Work instructions: Copy out each line below verbatim, skipping any picture.

────

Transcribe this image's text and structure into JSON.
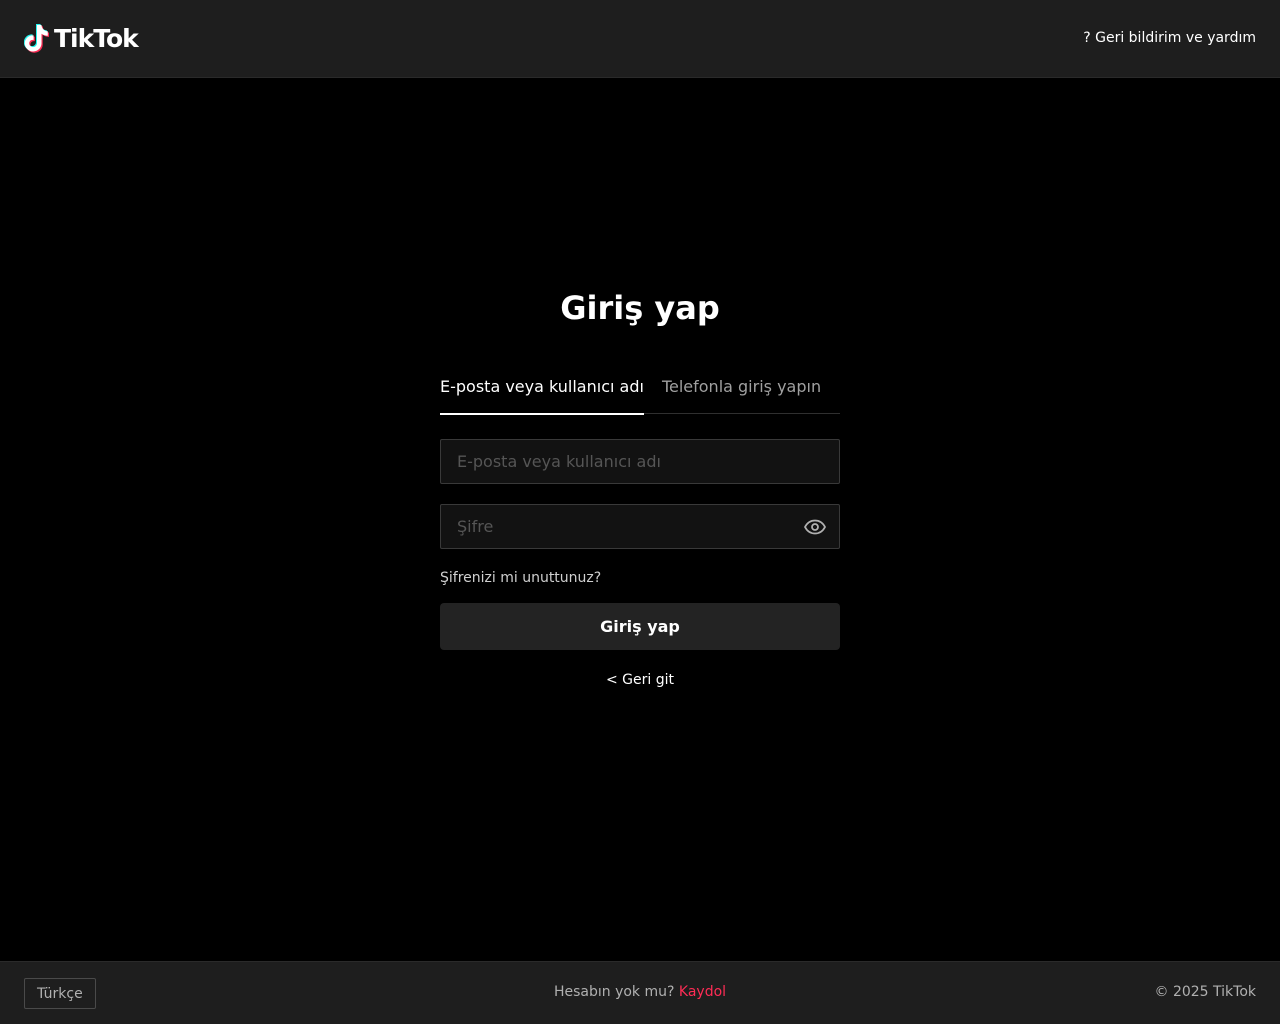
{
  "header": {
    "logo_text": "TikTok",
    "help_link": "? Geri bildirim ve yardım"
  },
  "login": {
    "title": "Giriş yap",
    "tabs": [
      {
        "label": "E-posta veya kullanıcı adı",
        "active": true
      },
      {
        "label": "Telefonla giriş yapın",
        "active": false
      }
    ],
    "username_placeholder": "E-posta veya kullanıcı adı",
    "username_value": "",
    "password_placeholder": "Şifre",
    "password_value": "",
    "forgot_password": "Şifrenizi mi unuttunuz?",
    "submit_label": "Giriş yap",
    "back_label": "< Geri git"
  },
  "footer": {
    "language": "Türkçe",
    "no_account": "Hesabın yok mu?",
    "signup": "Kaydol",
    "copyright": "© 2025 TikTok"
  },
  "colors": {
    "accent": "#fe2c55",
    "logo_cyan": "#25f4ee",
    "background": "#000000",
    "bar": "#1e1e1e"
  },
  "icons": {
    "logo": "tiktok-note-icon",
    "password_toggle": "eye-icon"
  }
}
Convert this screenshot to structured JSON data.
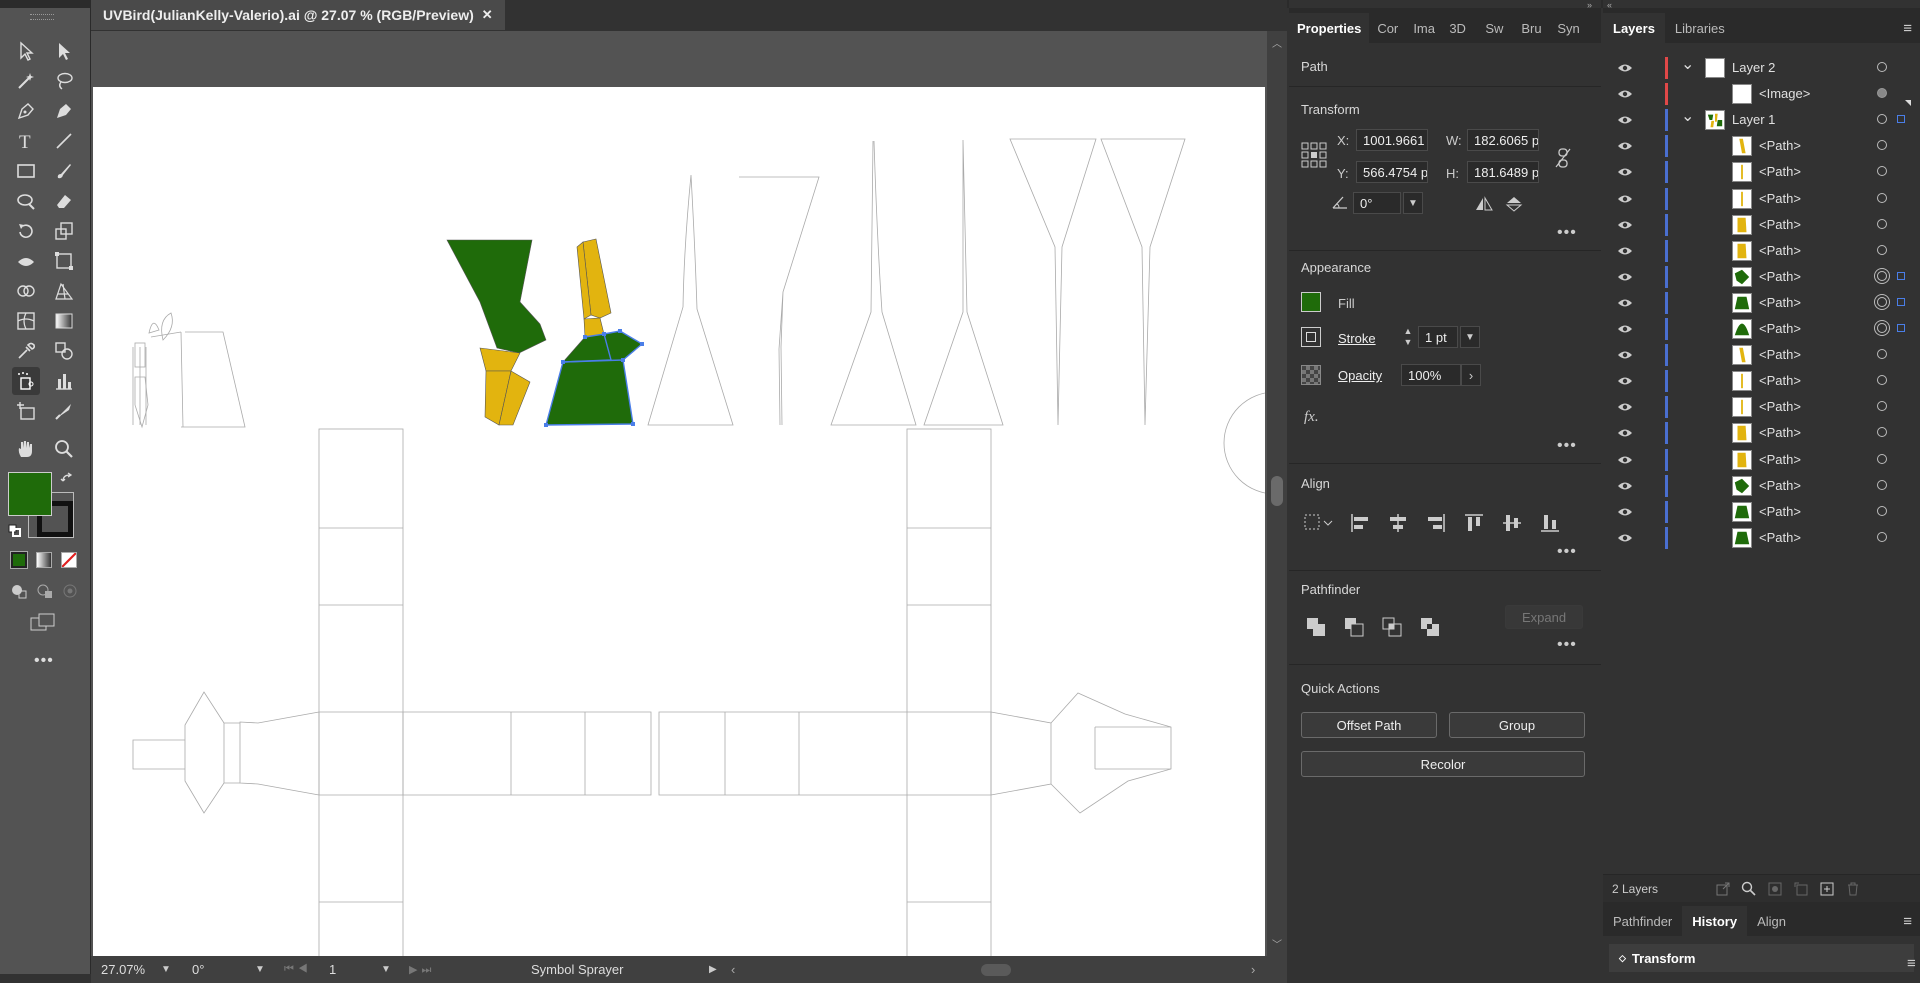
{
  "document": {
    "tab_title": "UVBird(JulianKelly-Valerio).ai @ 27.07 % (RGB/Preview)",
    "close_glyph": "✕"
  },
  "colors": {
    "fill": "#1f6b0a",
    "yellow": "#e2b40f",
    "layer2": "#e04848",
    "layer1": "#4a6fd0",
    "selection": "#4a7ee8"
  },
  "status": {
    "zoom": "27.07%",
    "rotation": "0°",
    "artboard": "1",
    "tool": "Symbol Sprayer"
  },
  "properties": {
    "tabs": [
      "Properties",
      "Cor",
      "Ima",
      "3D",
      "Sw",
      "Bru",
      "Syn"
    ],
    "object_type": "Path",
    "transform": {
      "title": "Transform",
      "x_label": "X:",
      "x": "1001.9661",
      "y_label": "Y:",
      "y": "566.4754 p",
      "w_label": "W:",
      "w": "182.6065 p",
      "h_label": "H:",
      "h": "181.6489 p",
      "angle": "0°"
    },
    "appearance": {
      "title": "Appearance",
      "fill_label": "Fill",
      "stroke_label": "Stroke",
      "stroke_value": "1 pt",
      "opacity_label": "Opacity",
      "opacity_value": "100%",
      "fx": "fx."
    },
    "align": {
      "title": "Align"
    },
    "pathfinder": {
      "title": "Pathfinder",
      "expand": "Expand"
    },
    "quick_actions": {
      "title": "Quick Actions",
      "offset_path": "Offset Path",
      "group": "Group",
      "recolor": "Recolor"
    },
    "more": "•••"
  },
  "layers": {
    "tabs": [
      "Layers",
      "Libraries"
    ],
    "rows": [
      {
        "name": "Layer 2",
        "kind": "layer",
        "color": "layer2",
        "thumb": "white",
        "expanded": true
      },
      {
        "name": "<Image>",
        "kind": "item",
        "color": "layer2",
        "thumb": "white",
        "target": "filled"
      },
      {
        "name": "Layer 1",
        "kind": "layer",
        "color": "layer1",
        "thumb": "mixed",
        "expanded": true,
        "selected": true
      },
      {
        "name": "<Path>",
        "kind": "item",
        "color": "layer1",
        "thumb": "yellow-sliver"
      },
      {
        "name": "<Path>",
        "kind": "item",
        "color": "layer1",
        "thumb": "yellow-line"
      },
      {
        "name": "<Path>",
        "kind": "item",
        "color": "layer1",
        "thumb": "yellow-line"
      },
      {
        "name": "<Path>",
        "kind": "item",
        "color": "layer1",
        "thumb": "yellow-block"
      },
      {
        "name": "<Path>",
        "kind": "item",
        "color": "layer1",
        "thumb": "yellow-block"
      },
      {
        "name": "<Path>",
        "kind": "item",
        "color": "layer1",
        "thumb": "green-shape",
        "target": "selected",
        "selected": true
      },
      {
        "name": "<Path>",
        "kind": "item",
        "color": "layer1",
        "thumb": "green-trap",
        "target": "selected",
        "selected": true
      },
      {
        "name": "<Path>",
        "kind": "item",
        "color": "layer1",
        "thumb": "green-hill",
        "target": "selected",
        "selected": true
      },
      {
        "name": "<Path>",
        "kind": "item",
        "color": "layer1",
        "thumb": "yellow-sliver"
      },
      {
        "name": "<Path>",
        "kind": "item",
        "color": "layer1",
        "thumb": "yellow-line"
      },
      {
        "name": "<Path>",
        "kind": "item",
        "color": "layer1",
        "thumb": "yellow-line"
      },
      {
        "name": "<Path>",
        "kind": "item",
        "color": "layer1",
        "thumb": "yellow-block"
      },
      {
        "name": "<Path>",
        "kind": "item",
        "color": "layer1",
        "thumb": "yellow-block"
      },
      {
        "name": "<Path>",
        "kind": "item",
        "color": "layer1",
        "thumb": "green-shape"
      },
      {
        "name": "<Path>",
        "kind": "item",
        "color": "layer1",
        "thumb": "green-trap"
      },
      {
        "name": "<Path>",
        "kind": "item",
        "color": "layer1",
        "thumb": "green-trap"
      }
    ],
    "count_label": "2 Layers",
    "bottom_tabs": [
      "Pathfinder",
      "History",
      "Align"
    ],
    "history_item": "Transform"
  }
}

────

Answer box:
Transcribe this image's text and structure into JSON.
{
  "header": {
    "logo_text": "TikTok",
    "help_link": "? Geri bildirim ve yardım"
  },
  "login": {
    "title": "Giriş yap",
    "tabs": [
      {
        "label": "E-posta veya kullanıcı adı",
        "active": true
      },
      {
        "label": "Telefonla giriş yapın",
        "active": false
      }
    ],
    "username_placeholder": "E-posta veya kullanıcı adı",
    "username_value": "",
    "password_placeholder": "Şifre",
    "password_value": "",
    "forgot_password": "Şifrenizi mi unuttunuz?",
    "submit_label": "Giriş yap",
    "back_label": "< Geri git"
  },
  "footer": {
    "language": "Türkçe",
    "no_account": "Hesabın yok mu?",
    "signup": "Kaydol",
    "copyright": "© 2025 TikTok"
  },
  "colors": {
    "accent": "#fe2c55",
    "logo_cyan": "#25f4ee",
    "background": "#000000",
    "bar": "#1e1e1e"
  },
  "icons": {
    "logo": "tiktok-note-icon",
    "password_toggle": "eye-icon"
  }
}
Convert this screenshot to structured JSON data.
{
  "document": {
    "tab_title": "UVBird(JulianKelly-Valerio).ai @ 27.07 % (RGB/Preview)",
    "close_glyph": "✕"
  },
  "colors": {
    "fill": "#1f6b0a",
    "yellow": "#e2b40f",
    "layer2": "#e04848",
    "layer1": "#4a6fd0",
    "selection": "#4a7ee8"
  },
  "status": {
    "zoom": "27.07%",
    "rotation": "0°",
    "artboard": "1",
    "tool": "Symbol Sprayer"
  },
  "properties": {
    "tabs": [
      "Properties",
      "Cor",
      "Ima",
      "3D",
      "Sw",
      "Bru",
      "Syn"
    ],
    "object_type": "Path",
    "transform": {
      "title": "Transform",
      "x_label": "X:",
      "x": "1001.9661",
      "y_label": "Y:",
      "y": "566.4754 p",
      "w_label": "W:",
      "w": "182.6065 p",
      "h_label": "H:",
      "h": "181.6489 p",
      "angle": "0°"
    },
    "appearance": {
      "title": "Appearance",
      "fill_label": "Fill",
      "stroke_label": "Stroke",
      "stroke_value": "1 pt",
      "opacity_label": "Opacity",
      "opacity_value": "100%",
      "fx": "fx."
    },
    "align": {
      "title": "Align"
    },
    "pathfinder": {
      "title": "Pathfinder",
      "expand": "Expand"
    },
    "quick_actions": {
      "title": "Quick Actions",
      "offset_path": "Offset Path",
      "group": "Group",
      "recolor": "Recolor"
    },
    "more": "•••"
  },
  "layers": {
    "tabs": [
      "Layers",
      "Libraries"
    ],
    "rows": [
      {
        "name": "Layer 2",
        "kind": "layer",
        "color": "layer2",
        "thumb": "white",
        "expanded": true
      },
      {
        "name": "<Image>",
        "kind": "item",
        "color": "layer2",
        "thumb": "white",
        "target": "filled"
      },
      {
        "name": "Layer 1",
        "kind": "layer",
        "color": "layer1",
        "thumb": "mixed",
        "expanded": true,
        "selected": true
      },
      {
        "name": "<Path>",
        "kind": "item",
        "color": "layer1",
        "thumb": "yellow-sliver"
      },
      {
        "name": "<Path>",
        "kind": "item",
        "color": "layer1",
        "thumb": "yellow-line"
      },
      {
        "name": "<Path>",
        "kind": "item",
        "color": "layer1",
        "thumb": "yellow-line"
      },
      {
        "name": "<Path>",
        "kind": "item",
        "color": "layer1",
        "thumb": "yellow-block"
      },
      {
        "name": "<Path>",
        "kind": "item",
        "color": "layer1",
        "thumb": "yellow-block"
      },
      {
        "name": "<Path>",
        "kind": "item",
        "color": "layer1",
        "thumb": "green-shape",
        "target": "selected",
        "selected": true
      },
      {
        "name": "<Path>",
        "kind": "item",
        "color": "layer1",
        "thumb": "green-trap",
        "target": "selected",
        "selected": true
      },
      {
        "name": "<Path>",
        "kind": "item",
        "color": "layer1",
        "thumb": "green-hill",
        "target": "selected",
        "selected": true
      },
      {
        "name": "<Path>",
        "kind": "item",
        "color": "layer1",
        "thumb": "yellow-sliver"
      },
      {
        "name": "<Path>",
        "kind": "item",
        "color": "layer1",
        "thumb": "yellow-line"
      },
      {
        "name": "<Path>",
        "kind": "item",
        "color": "layer1",
        "thumb": "yellow-line"
      },
      {
        "name": "<Path>",
        "kind": "item",
        "color": "layer1",
        "thumb": "yellow-block"
      },
      {
        "name": "<Path>",
        "kind": "item",
        "color": "layer1",
        "thumb": "yellow-block"
      },
      {
        "name": "<Path>",
        "kind": "item",
        "color": "layer1",
        "thumb": "green-shape"
      },
      {
        "name": "<Path>",
        "kind": "item",
        "color": "layer1",
        "thumb": "green-trap"
      },
      {
        "name": "<Path>",
        "kind": "item",
        "color": "layer1",
        "thumb": "green-trap"
      }
    ],
    "count_label": "2 Layers",
    "bottom_tabs": [
      "Pathfinder",
      "History",
      "Align"
    ],
    "history_item": "Transform"
  }
}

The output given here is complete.